A panel of Kent State faculty members held the second anti-oppression training workshop of the month on Wednesday, Feb. 15. The focus was action as it relates to oppression. The first was held on Feb. 1 with a focus on terminology.
The workshop was held by the Institute for African American Affairs and hosted by Debra Calhoun. The panel gathered in Oscar Ritchie to discuss approach putting an end to oppression, specifically in the Kent community.
Eight faculty members were a part of the discussion: Amoabo Gooden, Babacar M’Baye, Debra Calhoun, Felix Kumah-Abiwu, Mwatabu Okantah, Asantewa Sunni-Ali, Cinnamon Small and Linda Piccirillo-Smith.
The workshop began with Calhoun’s remarks about racism.
“How do we figure out approaches to end oppression within our colleagues?” Calhoun said.
With the current amount of hate crime and speech, Calhoun said, “the future of our society scares me.”
Calhoun questioned if Kent State faculty and staff have the necessary education and resources to promote anti-oppression.
“I don’t have time to be teaching people who know better,” Associate Professor Okantah said.
The panel agreed that not all faculty at Kent are easy to reach out to.
“It’s not as genuine if they really do not mean it because it’s what’s being said discreetly that is really the problem,” Calhoun said. “We need those colleagues who are not afraid to let someone know they are saying something inappropriate.”
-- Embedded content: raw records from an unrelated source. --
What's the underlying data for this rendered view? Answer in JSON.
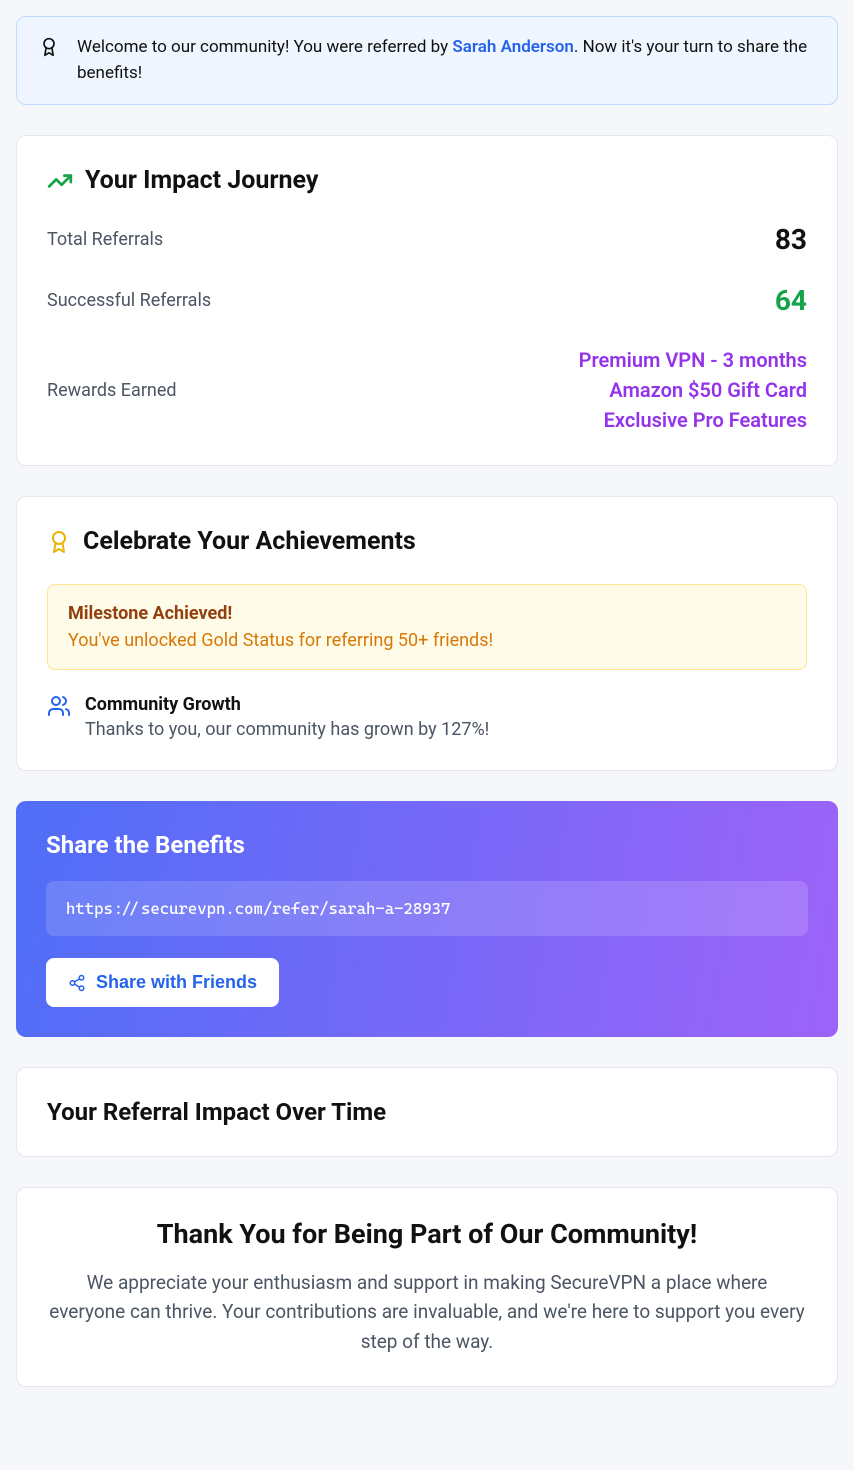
{
  "welcome": {
    "prefix": "Welcome to our community! You were referred by ",
    "referrer_name": "Sarah Anderson",
    "suffix": ". Now it's your turn to share the benefits!"
  },
  "impact": {
    "title": "Your Impact Journey",
    "total_label": "Total Referrals",
    "total_value": "83",
    "success_label": "Successful Referrals",
    "success_value": "64",
    "rewards_label": "Rewards Earned",
    "rewards": [
      "Premium VPN - 3 months",
      "Amazon $50 Gift Card",
      "Exclusive Pro Features"
    ]
  },
  "achievements": {
    "title": "Celebrate Your Achievements",
    "milestone_title": "Milestone Achieved!",
    "milestone_desc": "You've unlocked Gold Status for referring 50+ friends!",
    "community_title": "Community Growth",
    "community_desc": "Thanks to you, our community has grown by 127%!"
  },
  "share": {
    "title": "Share the Benefits",
    "url": "https://securevpn.com/refer/sarah-a-28937",
    "button_label": "Share with Friends"
  },
  "chart": {
    "title": "Your Referral Impact Over Time"
  },
  "thanks": {
    "title": "Thank You for Being Part of Our Community!",
    "body": "We appreciate your enthusiasm and support in making SecureVPN a place where everyone can thrive. Your contributions are invaluable, and we're here to support you every step of the way."
  }
}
With that being said, the panel discussed strategies they can begin to implement, like focusing on the students.
“This generation is the new demographic,” Okantah said. “It gives me hope when I see the amount of diversity of students taking Black Experience.”
Gooden, chairperson of Pan-African Studies, agreed, citing an experience she had with one of her students.
“A few years ago in my ‘Black Experience’ class, I had a student admit in class that his first time talking to a black person was a year ago, and the only thing he knew about black people is what he saw on BET,” she said.
Gooden said she was happy the student shared that in the classroom and not with friends, which showed the growth of the student by being enrolled in the class.
Associate professor M’Baye began discussing ideas and books they could implement in their course. They watched a brief clip from the 1968 documentary “Baldwin’s Nigger,” a film about oppression and the civil rights movement.
The panel agreed that the first step would be to find faculty who are not of color who care.
As the workshop was coming to an end, the panel agreed on having another conversation and inviting faculty who they know will step up and make a difference.
Malcolm Murray is the Colleges of Business and Technology reporter, contact him at [email protected]